Early Ansco film in 116 size was called "6", appended with either an "A" for six exposure rolls, or "B" for twelve exposure rolls (thus "6A" or "6B"). The Gevaert film size equivalent to 116 was "G.16" (eight exposures).

In 1932, Kodak introduced 616 film.[1] This has a slightly slimmer spool (originally metal rather than wood). Agfa/Ansco gave the 616 size their own designation PD16. Kodak discontinued both 116 and 616 in 1984.[1]

With some ingenuity, 120 film can be used with cameras designed for 116 and 616, as can 70mm film. (Remember that if you respool 120 film onto 116/616 spools and have it developed at a lab, you must ask for your 116/616 spools back or they'll be thrown away.)
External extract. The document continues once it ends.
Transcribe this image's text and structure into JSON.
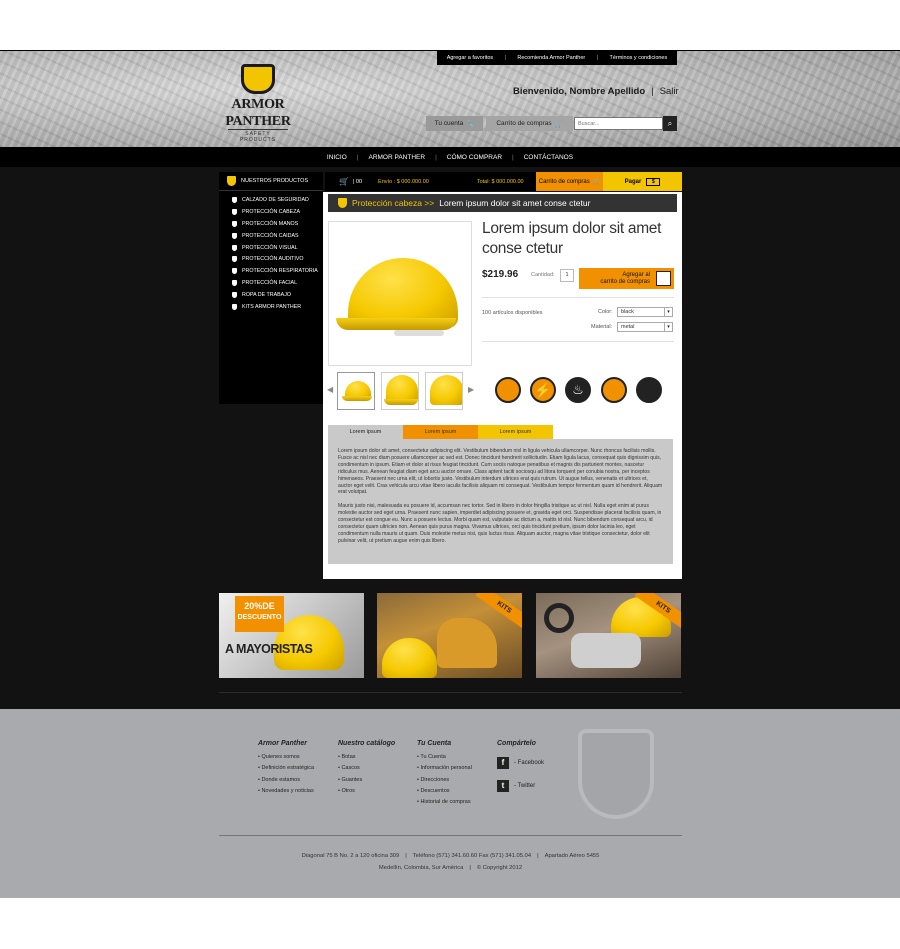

  1. 1.0 1.1 1.2 Walker Mangum, "History of Kodak roll film numbers", at the Kodak Collector's Page. Mangum attributes this information to Thom Bell, writing in a website that no longer (2012) exists.The most recent version (1999) that the Wayback Machine provides of what appears to be the page by Bell that Mangum refers to lacks much of this information.